The gene-editing space has been a hot topic since the end of June. That was when Intellia Therapeutics (NTLA 0.28%) and Regeneron Pharmaceuticals (REGN 0.82%) released positive phase 1 data from patients who had their DNA edited inside their body. It was the first result to show that the approach could work in humans. The breakthrough sent shares of every gene-editing company soaring. Most have returned to earth, but the excitement is understandable.

Caribou Biosciences (CRBU -0.33%) filed its paperwork for an initial public offering (IPO) only days after Intellia's announcement. It was perfectly timed to take advantage of the hype.

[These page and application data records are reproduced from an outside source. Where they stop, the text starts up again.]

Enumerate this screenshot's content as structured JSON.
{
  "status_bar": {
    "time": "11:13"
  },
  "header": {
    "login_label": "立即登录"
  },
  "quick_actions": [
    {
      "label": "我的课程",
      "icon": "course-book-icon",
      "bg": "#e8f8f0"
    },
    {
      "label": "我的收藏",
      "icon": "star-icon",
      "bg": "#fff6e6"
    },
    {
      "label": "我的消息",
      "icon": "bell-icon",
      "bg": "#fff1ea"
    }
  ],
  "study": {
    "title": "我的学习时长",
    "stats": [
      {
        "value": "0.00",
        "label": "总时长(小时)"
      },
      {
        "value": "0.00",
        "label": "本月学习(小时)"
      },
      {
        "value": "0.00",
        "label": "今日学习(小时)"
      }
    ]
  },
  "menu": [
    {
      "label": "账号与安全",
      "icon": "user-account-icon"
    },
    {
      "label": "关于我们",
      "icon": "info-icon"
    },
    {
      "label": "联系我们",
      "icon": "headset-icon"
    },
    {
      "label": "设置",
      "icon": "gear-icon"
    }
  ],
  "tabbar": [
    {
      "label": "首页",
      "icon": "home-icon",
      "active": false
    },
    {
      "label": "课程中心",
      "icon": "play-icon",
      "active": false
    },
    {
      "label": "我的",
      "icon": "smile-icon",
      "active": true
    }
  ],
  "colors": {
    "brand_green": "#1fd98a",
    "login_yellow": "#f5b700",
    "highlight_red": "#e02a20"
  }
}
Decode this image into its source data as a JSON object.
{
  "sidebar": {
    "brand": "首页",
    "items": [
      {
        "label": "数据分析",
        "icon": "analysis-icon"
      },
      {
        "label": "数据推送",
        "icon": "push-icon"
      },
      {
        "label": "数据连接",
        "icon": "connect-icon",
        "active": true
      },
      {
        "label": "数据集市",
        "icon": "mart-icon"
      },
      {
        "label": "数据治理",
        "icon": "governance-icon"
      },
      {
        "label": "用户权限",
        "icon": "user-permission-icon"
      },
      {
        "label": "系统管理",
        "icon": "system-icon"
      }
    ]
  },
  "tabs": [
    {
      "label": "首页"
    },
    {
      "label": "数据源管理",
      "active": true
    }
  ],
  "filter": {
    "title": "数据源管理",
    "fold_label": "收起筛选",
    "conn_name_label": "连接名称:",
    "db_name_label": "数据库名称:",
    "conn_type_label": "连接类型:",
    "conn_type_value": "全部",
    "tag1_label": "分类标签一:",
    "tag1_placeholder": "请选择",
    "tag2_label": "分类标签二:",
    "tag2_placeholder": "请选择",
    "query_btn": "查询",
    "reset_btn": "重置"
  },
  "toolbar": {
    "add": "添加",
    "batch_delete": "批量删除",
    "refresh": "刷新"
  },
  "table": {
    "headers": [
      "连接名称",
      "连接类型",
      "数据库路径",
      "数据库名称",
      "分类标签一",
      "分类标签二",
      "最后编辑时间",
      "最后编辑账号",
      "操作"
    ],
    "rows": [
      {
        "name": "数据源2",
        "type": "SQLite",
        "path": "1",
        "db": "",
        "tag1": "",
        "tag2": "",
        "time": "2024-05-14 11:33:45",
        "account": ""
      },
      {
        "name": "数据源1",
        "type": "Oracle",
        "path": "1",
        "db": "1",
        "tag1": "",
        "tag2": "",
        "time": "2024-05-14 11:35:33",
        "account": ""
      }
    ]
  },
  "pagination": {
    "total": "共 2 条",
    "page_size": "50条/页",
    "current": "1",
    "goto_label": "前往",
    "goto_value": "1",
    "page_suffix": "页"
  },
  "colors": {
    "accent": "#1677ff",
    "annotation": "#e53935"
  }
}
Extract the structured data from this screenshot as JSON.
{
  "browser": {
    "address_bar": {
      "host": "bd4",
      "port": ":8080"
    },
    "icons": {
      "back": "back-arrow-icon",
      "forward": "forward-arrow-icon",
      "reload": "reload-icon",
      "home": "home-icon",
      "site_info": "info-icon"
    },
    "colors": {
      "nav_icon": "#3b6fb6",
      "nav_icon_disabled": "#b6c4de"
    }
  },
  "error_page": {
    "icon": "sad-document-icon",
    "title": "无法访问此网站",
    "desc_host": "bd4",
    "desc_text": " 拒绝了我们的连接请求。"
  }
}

And there are three reasons it might still be the best gene-editing stock to buy right now.

A person in a mask editing a double-helilx DNA strand.

Image source: Getty Images.

1. A Nobel beginning and a novel approach

The company was co-founded by Jennifer Doudna, who shared the 2020 Nobel Prize in Chemistry for her discovery of the CRISPR-Cas9 gene-editing tool. Although she is not employed by the company, she still serves on its scientific advisory board. Among the other co-founders was CEO Rachel Haurwitz. She spent years in Doudna's lab at the University of California, Berkeley, and has held the CEO title since 2012. That's the year Caribou became operational, making it perhaps the oldest CRISPR company. Despite being a decade old, it has come up with a novel gene-editing technique to treat diseases.

The original gene-editing technology used the Cas9 protein to cut DNA. That cutting tool is guided to a specific location in the genome by RNA. One downfall of CRISPR-Cas9 is that it sometimes makes cuts in unintended locations. This off-target editing can have negative consequences. It can be especially problematic if a therapy requires cuts in multiple locations. Caribou invented a way to solve the problem.

By combining RNA and DNA to guide the molecule, the company has reduced off-target edits. That's true even even when multiple edits and insertions are required. The technology is called chRDNA, pronounced "chardonnay." Because the guides are created using readily available chemical tools, Caribou believes it can one day manufacture large batches for off-the-shelf treatments instead of the time-consuming patient-specific therapies employed by most gene-editing companies.

2. The company is making clinical progress

Caribou's lead candidate is a therapy to fight B-cell non-Hodgkin's Lymphoma. It edits a type of immune cell to make it more accurate and lethal in targeting cancer cells. The cells are also edited to prevent them from being shut down quickly -- a common defense mechanism of the disease. Management believes it is the only therapy of its kind. Caribou refers to its process as "armoring" the cells, and it recently dosed its first patient in the phase 1 study. Initial data is expected in 2022.

Although its other treatments are not yet in clinical trials, they are promising. Its CB-011 and CB-012 target forms of multiple myeloma and leukemia, respectively. It plans to file an investigational new drug application for CB-011 next year. Its CB-020 is designed to target solid tumors, a notoriously difficult form of cancer to fight. Management plans to select a target for this treatment in 2022.

3. A lot of interest from Wall Street

Let's face it, one of the factors that separates successful biotech companies is whether they can keep Wall Street interested long enough to get the science to work. For Caribou, that doesn't seem to be a problem.

When the company raised $115 million in March, the funding round was oversubscribed. The company's filings with the Securities and Exchange Commission showed $146 million on its balance sheet at the end of the first quarter. The IPO raised more than $300 million on top of that.

Its IPO proved the excitement hadn't waned. Caribou increased the size of its offering twice to meet the demand. It ended up selling 19 million shares at the top of its pricing range. After a few days of trading, shares sit about even with the IPO price.

When a basket makes sense

For those excited about the potential of gene editing, Caribou's chRDNA approach to addressing some of CRISPR's shortcomings is enticing. But the field is beginning to get crowded. A new wave of companies has followed the initial trio of publicly traded CRISPR-based companies. Intellia Therapeutics, Editas Medicine, and CRISPR Therapeutics have been public since 2016. New approaches like Beam's base editing, and Verve Therapeutics' focus on heart disease have increased the choices for investors.

That said, Caribou might offer the perfect balance between a proven treatment and novel approach. Therapies using CRISPR-Cas9 have made it the farthest along in treating patients, and Caribou's new platform addresses problems that competing gene-editing approaches aim to solve. But investing in biotechs can be fraught with risk. Often, one failed trial can be catastrophic for a company.

That's why many recommend buying a small amount of several companies focusing on a particular area. Nowhere does this make more sense than in gene editing. With its combination of progress, funding, and leadership, Caribou Biosciences has earned a place in that basket.